The Boston area has been a bastion of progressive ideals for centuries. It was the birthplace of revolution, both militant and cultural. It has been at the forefront of education on a global scale. It’s such a rich and attractive place, brimming with progressive thought, that it’s no wonder that visionaries and artist find themselves, at various points their lives, in the city on the Charles.
This February, in conjunction with Black History Month, the reading room in O’Neill hosts “Black Artists in the Boston Area: Cultural Enrichment in the 20th and 21st Centuries.” The exhibit displays a varied collection of works by black artists who lived, worked, and created in the area. The pieces are as varied as the artists themselves, coalescing to form a group that stands as a testament to the diverse thoughts and ideas emanating from the Boston area.
The several books on display, rife with selections of artists’ paintings and drawings, represent the drastically different works of the artists featured in the gallery. Ellen Banks incorporates mixed media in her paintings, using musical notes and their shapes to evoke different feelings. In one such work, Maple Leaf Rag, a grid of colorful right-angled shapes spans a canvas, mimicking the look of a written text or a musical composition. Banks uses this kind of visual mimicry to represent the form of language or music in a less explicit presentation. In this way, the piece is a wonderful illustration of the beauty and intrigue found in visual abstractions.

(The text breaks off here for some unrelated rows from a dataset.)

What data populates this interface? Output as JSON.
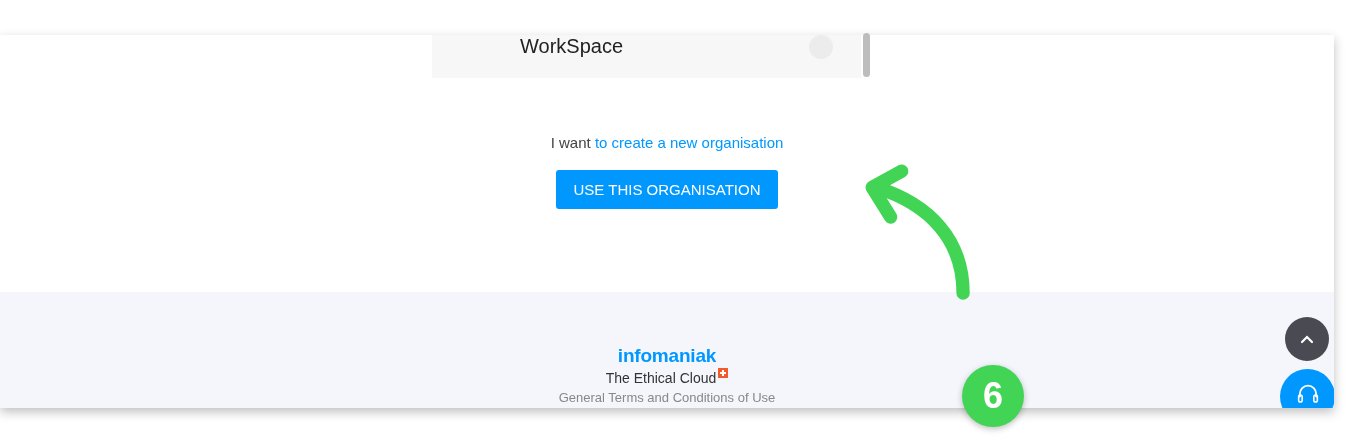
{
  "organisations": [
    {
      "label": "WorkSpace",
      "selected": false
    }
  ],
  "prompt": {
    "text": "I want",
    "link": "to create a new organisation"
  },
  "primary_button": "USE THIS ORGANISATION",
  "footer": {
    "logo": "infomaniak",
    "tagline": "The Ethical Cloud",
    "link": "General Terms and Conditions of Use"
  },
  "step_badge": "6"
}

Another book opens to works of John Wilson. His paintings and sketches highlight on more politicized aspects of life. A graduate of the School of the Museum of Fine Arts, Boston, Wilson captures construction workers at work in two pieces, Construction Workers and Genoa Harbor. Both incorporate sweeping curved lines, broken up by hard, straight lines. The workers, centered in these paintings, join these opposing aspects, bringing unity to the two respective works. Geometric and organic shapes meld together, as if to suggest a notion of integration of the workers and the growing industrial landscape.
Steve Locke’s works show another use of painting as a visual record of encounters and people. Art functions, “as a note to myself,” Locke has said. “They document something about the men I have seen—their strength, beauty, cruelty, cowardice, energy, power, clothing—that I find compelling enough to draw and take back to my studio.” His portraits do not contain specific shapes or forms, attesting to this kind of unique interpretation of ordinary events.

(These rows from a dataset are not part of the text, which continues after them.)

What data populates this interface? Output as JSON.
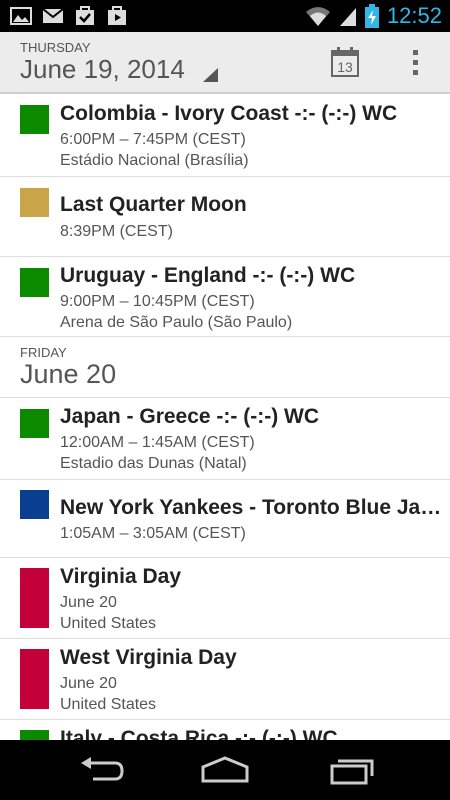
{
  "status_bar": {
    "time": "12:52",
    "icons": [
      "gallery-icon",
      "gmail-icon",
      "tasks-icon",
      "play-store-icon",
      "wifi-icon",
      "signal-icon",
      "battery-charging-icon"
    ]
  },
  "action_bar": {
    "day_name": "Thursday",
    "date": "June 19, 2014",
    "today_icon_number": "13"
  },
  "events_day1": [
    {
      "title": "Colombia - Ivory Coast -:- (-:-) WC",
      "time": "6:00PM – 7:45PM (CEST)",
      "location": "Estádio Nacional (Brasília)",
      "color": "#0b8a00"
    },
    {
      "title": "Last Quarter Moon",
      "time": "8:39PM (CEST)",
      "color": "#c9a54a"
    },
    {
      "title": "Uruguay - England -:- (-:-) WC",
      "time": "9:00PM – 10:45PM (CEST)",
      "location": "Arena de São Paulo (São Paulo)",
      "color": "#0b8a00"
    }
  ],
  "day_header": {
    "day_name": "Friday",
    "date": "June 20"
  },
  "events_day2": [
    {
      "title": "Japan - Greece -:- (-:-) WC",
      "time": "12:00AM – 1:45AM (CEST)",
      "location": "Estadio das Dunas (Natal)",
      "color": "#0b8a00"
    },
    {
      "title": "New York Yankees - Toronto Blue Ja…",
      "time": "1:05AM – 3:05AM (CEST)",
      "color": "#0a3f8f"
    },
    {
      "title": "Virginia Day",
      "time": "June 20",
      "location": "United States",
      "color": "#c4003a"
    },
    {
      "title": "West Virginia Day",
      "time": "June 20",
      "location": "United States",
      "color": "#c4003a"
    },
    {
      "title": "Italy - Costa Rica -:- (-:-) WC",
      "color": "#0b8a00"
    }
  ]
}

Outside of the books, smaller paintings in the display cases are striking in color and composition. Harlem Renaissance painter Lois Mailou Jones’ Mere Du Senegal and Self Portrait use color to evoke feelings of hot and cold. The gradients of color draw emphasis on the figures they enframe. The pastel painting Brothers by Calvin Burnett and the piece Sunlight and Shadow use light to varying effects, evoking feelings of both anxiety and ease. In a similar way, the transitions from light to dark guide the eyes of the viewers around the painting. The kind of suggestion and visual prompting present in the paintings is a testament to the Jones’ intent and craft.
Together, these works represent the kind of art emanating from the Boston area. These artists all had different predispositions, agendas, and ideas. Though they shared a common thread—their race and time spent in Boston—they were able to express themselves in unique ways and offer up different critiques of society and the self. In this way, art was used as a medium to express the differences of individuals and groups, through experience, in provocative ways.
The “Black Artists in the Boston Area” exhibit offers many compelling pieces to muse over and fascinating excerpts from the artists themselves. The works fit into the larger theme of black artists from Boston, while preserving a sense of individuality and personal craft. These distinct, compassionate works are as compelling as the artists who created them.
Featured Image by Savanna Kiefer / Heights Editor